Wednesday, May 22, 2013

Unlawful, unjustified and unreasonable

On October 15 2007, the New Zealand Police conducted a series of "anti-terrorist raids" around the country. In the Bay of Plenty town of Ruatoki they terrorised the community, with armed police conducting searches and searching every vehicle going in and out. Effectively, they acted like an army of occupation invading a hostile area. Now, six years on, the Independent police Conduct Authority has found that their actions were "unlawful, unjustified and unreasonable":

Independent Police Conduct Authority Chair Judge Sir David Carruthers said today that the decision by the then Commissioner of Police to undertake the operation in Ruatoki Valley and elsewhere on 15 October 2007 was reasonable and justified.

“However, the road blocks established by Police at Ruatoki and Taneatua were unlawful, unjustified and unreasonable. While Police were warranted in taking steps to address possible risk to public safety there was no justification for believing there was a general threat to the people of Ruatoki.

“Police had no legal basis for stopping and searching vehicles or photographing drivers or passengers,” he said.

In addition police unlawfully detained and searched other residents at properties where they were executing search warrants.

All of this raises the question of whether police will personally apologise to and compensate those whose rights they systematically violated, and whether the officers responsible will be disciplined or sacked. Sadly, the police seem to be in their usual mode of denying they did anything wrong, so that seems unlikely.
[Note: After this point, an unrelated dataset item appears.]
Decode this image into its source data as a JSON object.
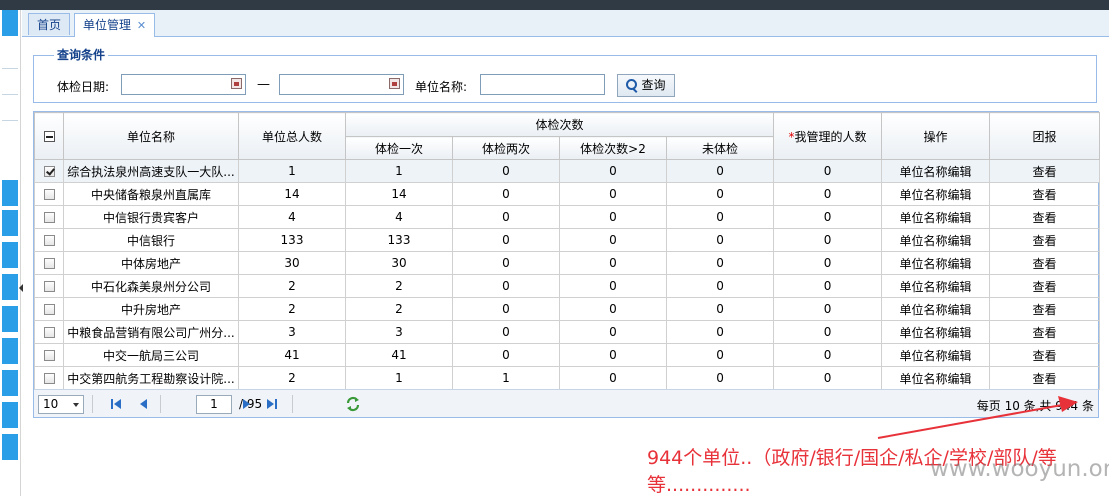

Their refusal to do so can only continue to undermine the reputation of the police as an institution, and the willingness of the public to cooperate with them - just as it continues to do so over Arthur Allen Thomas.

I'm also left with a question: the IPCA has found that police illegally photographed people at roadblocks (something the police are in denial over). Has that illegally gathered information been destroyed, or has it been databased somewhere, allowing the police to continue to benefit from the fruits of their crime?

(The full report is here [PDF])